The New York Stock Exchange said on Tuesday it would call off trades in some stocks after issues with its opening auction caused wild swings in blue-chip names such as ExxonMobil and McDonald’s.
The U.S. Securities and Exchange Commission said it was looking into the issue after the NYSE said a “system glitch” affected the opening of about 250 stocks.
The exchange said it had not held an opening auction on the affected shares, meaning they began trading without precise “Limit Up Limit Down” bands, which are designed to prevent securities to trade at extreme prices.
The error led some stocks such as Wells Fargo to plunge more than 10% as the market opened, while others such as AT&T briefly jumped before trading halted. NYSE said its systems were working properly about 20 minutes later, and said trades executed outside the proper limits will be declared null and void.
Shares of Intercontinental Exchange, which owns NYSE, fell 2.2% on Tuesday, against a 0.1% decline in the benchmark S&P 500 index.
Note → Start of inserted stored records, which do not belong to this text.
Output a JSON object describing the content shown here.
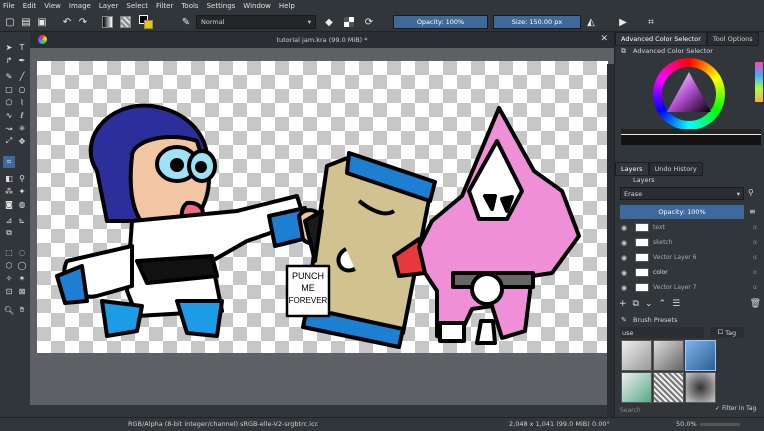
{
  "menu": [
    "File",
    "Edit",
    "View",
    "Image",
    "Layer",
    "Select",
    "Filter",
    "Tools",
    "Settings",
    "Window",
    "Help"
  ],
  "toolbar": {
    "brush_mode": "Normal",
    "opacity_label": "Opacity: 100%",
    "opacity_value": 100,
    "size_label": "Size: 150.00 px"
  },
  "document": {
    "title": "tutorial jam.kra (99.0 MiB) *"
  },
  "dock": {
    "color_tabs": [
      "Advanced Color Selector",
      "Tool Options"
    ],
    "color_panel_title": "Advanced Color Selector",
    "layer_tabs": [
      "Layers",
      "Undo History"
    ],
    "layers_title": "Layers",
    "blend_mode": "Erase",
    "layer_opacity_label": "Opacity:  100%",
    "layers": [
      {
        "name": "text"
      },
      {
        "name": "sketch"
      },
      {
        "name": "Vector Layer 6"
      },
      {
        "name": "color"
      },
      {
        "name": "Vector Layer 7"
      }
    ],
    "brush_presets_title": "Brush Presets",
    "brush_filter_value": "use",
    "tag_label": "Tag",
    "search_placeholder": "Search",
    "filter_in_tag_label": "Filter in Tag"
  },
  "canvas_text": {
    "sign_line1": "PUNCH",
    "sign_line2": "ME",
    "sign_line3": "FOREVER"
  },
  "status": {
    "color_profile": "RGB/Alpha (8-bit integer/channel)  sRGB-elle-V2-srgbtrc.icc",
    "dimensions": "2,048 x 1,041 (99.0 MiB)",
    "rotation": "0.00°",
    "zoom": "50.0%"
  },
  "colors": {
    "accent": "#3d6a9a",
    "window_bg": "#31363b",
    "canvas_bg": "#5d6165"
  }
}
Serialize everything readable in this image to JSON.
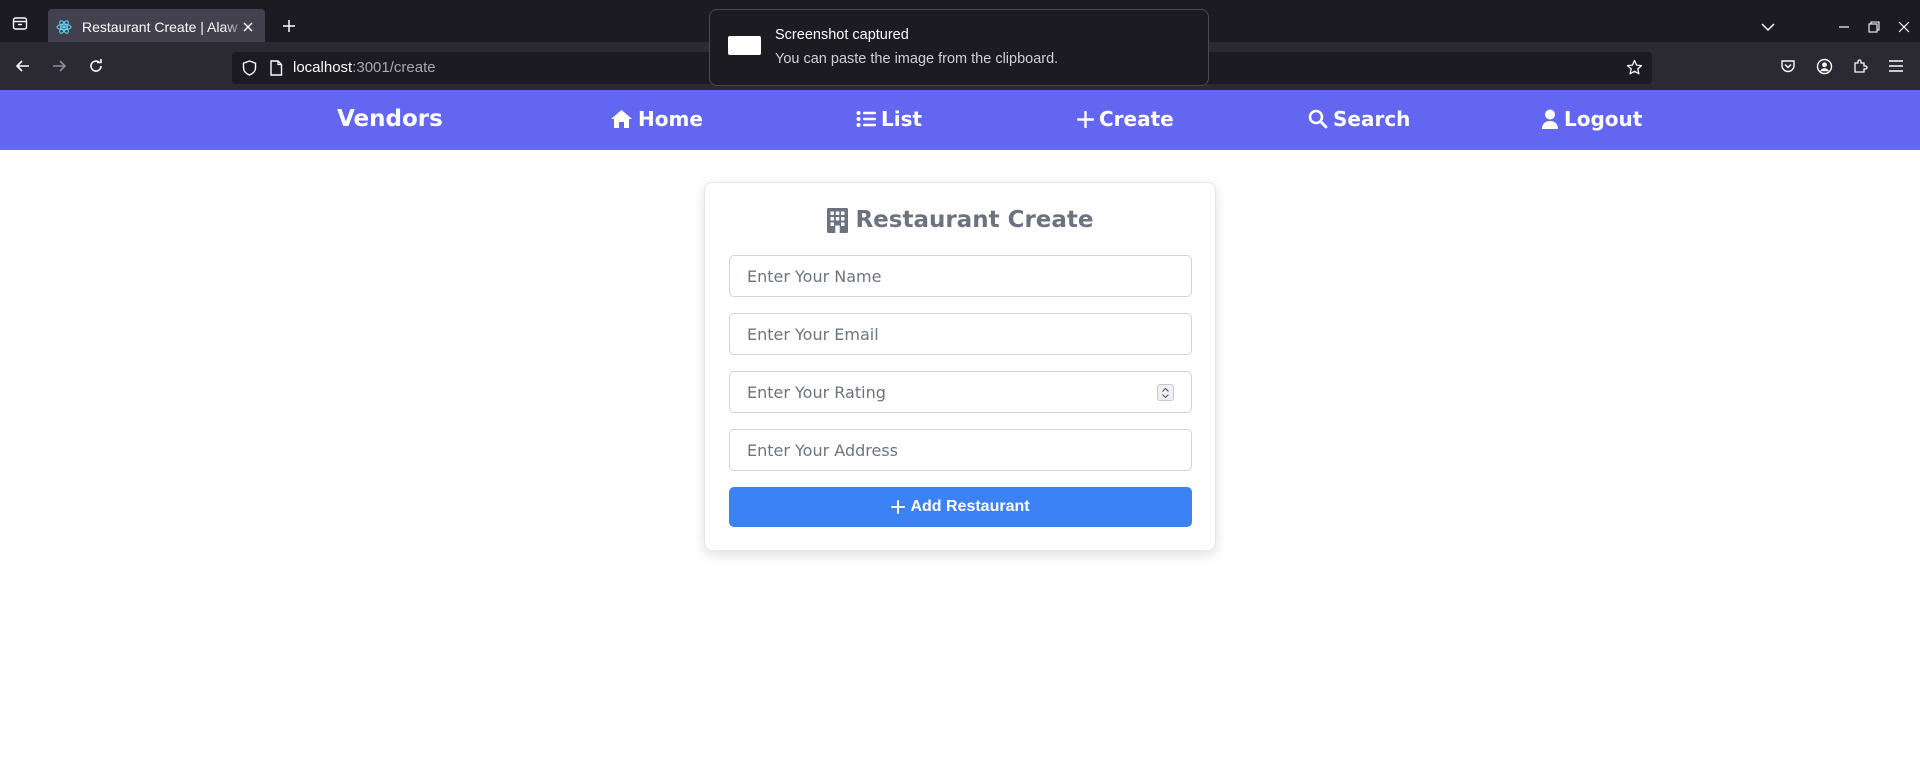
{
  "browser": {
    "tab_title": "Restaurant Create | Alaw",
    "url_host": "localhost",
    "url_rest": ":3001/create"
  },
  "toast": {
    "title": "Screenshot captured",
    "body": "You can paste the image from the clipboard."
  },
  "app": {
    "brand": "Vendors",
    "nav": [
      {
        "label": "Home",
        "icon": "home-icon"
      },
      {
        "label": "List",
        "icon": "list-icon"
      },
      {
        "label": "Create",
        "icon": "plus-icon"
      },
      {
        "label": "Search",
        "icon": "search-icon"
      },
      {
        "label": "Logout",
        "icon": "user-icon"
      }
    ],
    "accent": "#6366f1"
  },
  "form": {
    "title": "Restaurant Create",
    "name_placeholder": "Enter Your Name",
    "email_placeholder": "Enter Your Email",
    "rating_placeholder": "Enter Your Rating",
    "address_placeholder": "Enter Your Address",
    "submit_label": "Add Restaurant",
    "button_color": "#3b82f6"
  }
}
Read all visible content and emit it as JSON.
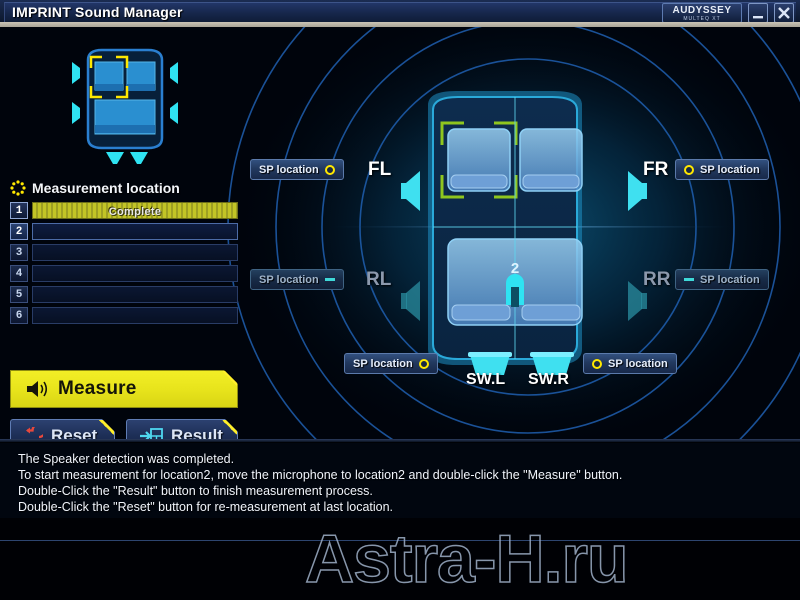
{
  "window": {
    "title": "IMPRINT Sound Manager",
    "brand_line1": "AUDYSSEY",
    "brand_line2": "MULTEQ XT",
    "minimize_label": "Minimize",
    "close_label": "Close"
  },
  "measurement": {
    "header": "Measurement location",
    "header_icon": "gear-icon",
    "rows": [
      {
        "num": "1",
        "status": "Complete",
        "state": "complete"
      },
      {
        "num": "2",
        "status": "",
        "state": "active"
      },
      {
        "num": "3",
        "status": "",
        "state": "empty"
      },
      {
        "num": "4",
        "status": "",
        "state": "empty"
      },
      {
        "num": "5",
        "status": "",
        "state": "empty"
      },
      {
        "num": "6",
        "status": "",
        "state": "empty"
      }
    ]
  },
  "buttons": {
    "measure": "Measure",
    "reset": "Reset",
    "result": "Result"
  },
  "speakers": {
    "sp_location_label": "SP location",
    "fl": {
      "name": "FL",
      "active": true
    },
    "fr": {
      "name": "FR",
      "active": true
    },
    "rl": {
      "name": "RL",
      "active": false
    },
    "rr": {
      "name": "RR",
      "active": false
    },
    "swl": {
      "name": "SW.L",
      "active": true
    },
    "swr": {
      "name": "SW.R",
      "active": true
    }
  },
  "car": {
    "seat_marker": "2"
  },
  "status": {
    "line1": "The Speaker detection was completed.",
    "line2": "To start measurement for location2, move the microphone to location2 and double-click the \"Measure\" button.",
    "line3": "Double-Click the \"Result\" button to finish measurement process.",
    "line4": "Double-Click the \"Reset\" button for re-measurement at last location."
  },
  "watermark": {
    "text": "Astra-H.ru"
  },
  "colors": {
    "accent_yellow": "#ffe800",
    "accent_cyan": "#3fd8d8",
    "panel_blue": "#22395f",
    "complete_bar": "#c2c426",
    "highlight_green": "#8fc61e"
  }
}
NYSE’s opening auctions use a combination of algorithmic quotes and a physical auction run by human market makers at companies including Citadel Securities, Virtu and GTS.
The exchange told market makers the problems were caused by an internal problem rather than something to do with market makers, but did not provide further details, three people briefed on the conversations said.
A market maker estimated that more than $1 billion worth of orders were affected, with the volume of shares traded at the open down nearly 90% from recent averages.
The SEC said “staff are reviewing the activity and have been in contact with the relevant exchanges,” while an employee of a market maker said he also spoke with the regulator.
The issue comes just weeks after the SEC announced plans to direct a greater proportion of transactions through auction systems on exchanges, and was immediately blasted by opponents of the changes. “The SEC is pushing for all retail order flow to be auctioned off on exchanges. That doesn’t bode well,” said a person involved in the lobbying efforts.
Such an error is rare but not unheard of for major exchanges, which normally pride themselves on being resilient to any unexpected volatility or technical issues.
The head of the Tokyo Stock Exchange resigned in 2020 after a hardware glitch halted stock trading on the world’s third-largest stock exchange for an entire day, while the Toronto Stock Exchange suffered brief blackouts in November last and early in the coronavirus pandemic.
In 2018, NYSE was fined $14 million by the SEC for a series of issues including trading breakdowns.